By the 1912-1913 winter season, Adeline Heard and John Heard, Jr., were living at 439 Marlborough again. He married in September of 1917 to Elizabeth Silsbee, and he and his wife lived at 439 Marlborough with his mother. They had divorced by 1920.
In June of 1939, John Heard married again, to Margaret Rosamond (Gregor) Marshall, the former wife of Edward Nixon Marshall. After their marriage, they lived at her home in Cambridge.
Adeline Heard died in August of 1939.
In May of 1940, 439 Marlborough was purchased from the trust established under George Lewis’s will by Stewart Toomey, a time study engineer for an automobile company, and his wife, Caterina (Catherine/Catheryn) (Longo) Toomey. They previously had lived in Medford.
The Toomeys continued to live and operate a lodging house at 439 Marlborough until about 1952, when they moved to 462 Beacon.
On April 1, 1952, 439 Marlborough was acquired from the Toomeys by Martha M. (Roy) Gotreau, the widow of David B. Gotreau. She lived at 441 Marlborough, which she owned with her son, Joffre Gotreau, who lived at 261 Marlborough. They also owned 437 Marlborough and operated lodging houses at both 437 and 441 Marlborough.
On the same day she acquired 439 Marlborough, Martha Gotreau transferred it to her daughter, Cecile Elizabeth Germaine (Gotreau) Alves, the former wife of Anthony Alves. Cecile Alves had lived with her mother at 441 Marlborough, and moved to 439 Marlborough.
In May of 1954, Martha Gotreau applied for (and subsequently received) permission to construct a platform of steel and concrete at the rear of 437-139 Marlborough to serve as a patio for the two houses.

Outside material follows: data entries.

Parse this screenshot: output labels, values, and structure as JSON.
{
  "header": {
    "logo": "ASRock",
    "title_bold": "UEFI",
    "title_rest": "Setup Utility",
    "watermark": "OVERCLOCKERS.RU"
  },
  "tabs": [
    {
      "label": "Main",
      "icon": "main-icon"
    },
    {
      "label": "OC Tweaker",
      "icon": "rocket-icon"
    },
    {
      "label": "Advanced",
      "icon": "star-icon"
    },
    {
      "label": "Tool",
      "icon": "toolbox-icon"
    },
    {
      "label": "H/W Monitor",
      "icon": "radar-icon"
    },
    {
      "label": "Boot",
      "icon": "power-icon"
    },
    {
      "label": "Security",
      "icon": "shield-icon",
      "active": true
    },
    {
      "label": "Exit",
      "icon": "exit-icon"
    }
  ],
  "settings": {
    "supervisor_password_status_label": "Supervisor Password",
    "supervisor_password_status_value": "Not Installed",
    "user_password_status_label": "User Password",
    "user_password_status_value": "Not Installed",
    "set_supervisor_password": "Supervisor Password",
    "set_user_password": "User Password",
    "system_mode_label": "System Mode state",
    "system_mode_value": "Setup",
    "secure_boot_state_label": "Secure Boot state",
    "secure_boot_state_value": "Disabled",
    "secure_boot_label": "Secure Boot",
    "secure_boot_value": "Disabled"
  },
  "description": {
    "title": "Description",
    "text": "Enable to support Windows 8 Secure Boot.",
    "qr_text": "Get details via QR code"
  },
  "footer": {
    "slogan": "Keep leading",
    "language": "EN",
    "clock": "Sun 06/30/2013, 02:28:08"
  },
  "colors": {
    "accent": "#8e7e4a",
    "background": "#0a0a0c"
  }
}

Joffre Gotreau (still living at 261 Marlborough) was listed in the City Directories as the operator of the lodging houses at 437-439-441 Marlborough until the early 1960s.
Martha Gotreau lived at 441 Marlborough until about 1960, after which she moved to 437 Marlborough, where she continued to live until about 1966.
Cecile Alves continued to live at 439 Marlborough until about 1966. On April 12, 1967, she transferred 439 Marlborough back to her mother, and on April 17, 1969, Martha Gotreau transferred it to herself and her son, Joffre.
On June 29, 1967, 437-439-441 Marlborough were purchased from Martha Gotreau and Joffre Gotreau by Milton B. Popkin and Louis Grolnic. They continued to operate them as lodging houses.
On April 3, 1974, 437-439-441 Marlborough were purchased from Milton Popkin and Louis Grolnic by Jerald R. Feldman and Harvey P. Wilk, trustees of the 437, 439, 441 Marlboro Street Realty Trust. They continued to operate them as lodging houses.
On March 2, 1982, 437-439 Marlborough were purchased from Jerald Feldman and Harvey Wilk by Alan D. Humbert, trustee of the Ferrari Realty Trust.
On June 20, 1983, 437-439 Marlborough were purchased from Alan Humbert by Dorothy F. Wirth, trustee of the 437-439 Marlborough Street Trust. In May of 1983, prior to acquiring the property, she applied for (and subsequently received) permission to convert 437 and 439 Marlborough into seven apartments each.
On August 29, 1983, Dorothy Wirth converted the houses into fourteen condominium units, seven units in each house, the 437-439 Marlborough Condominium.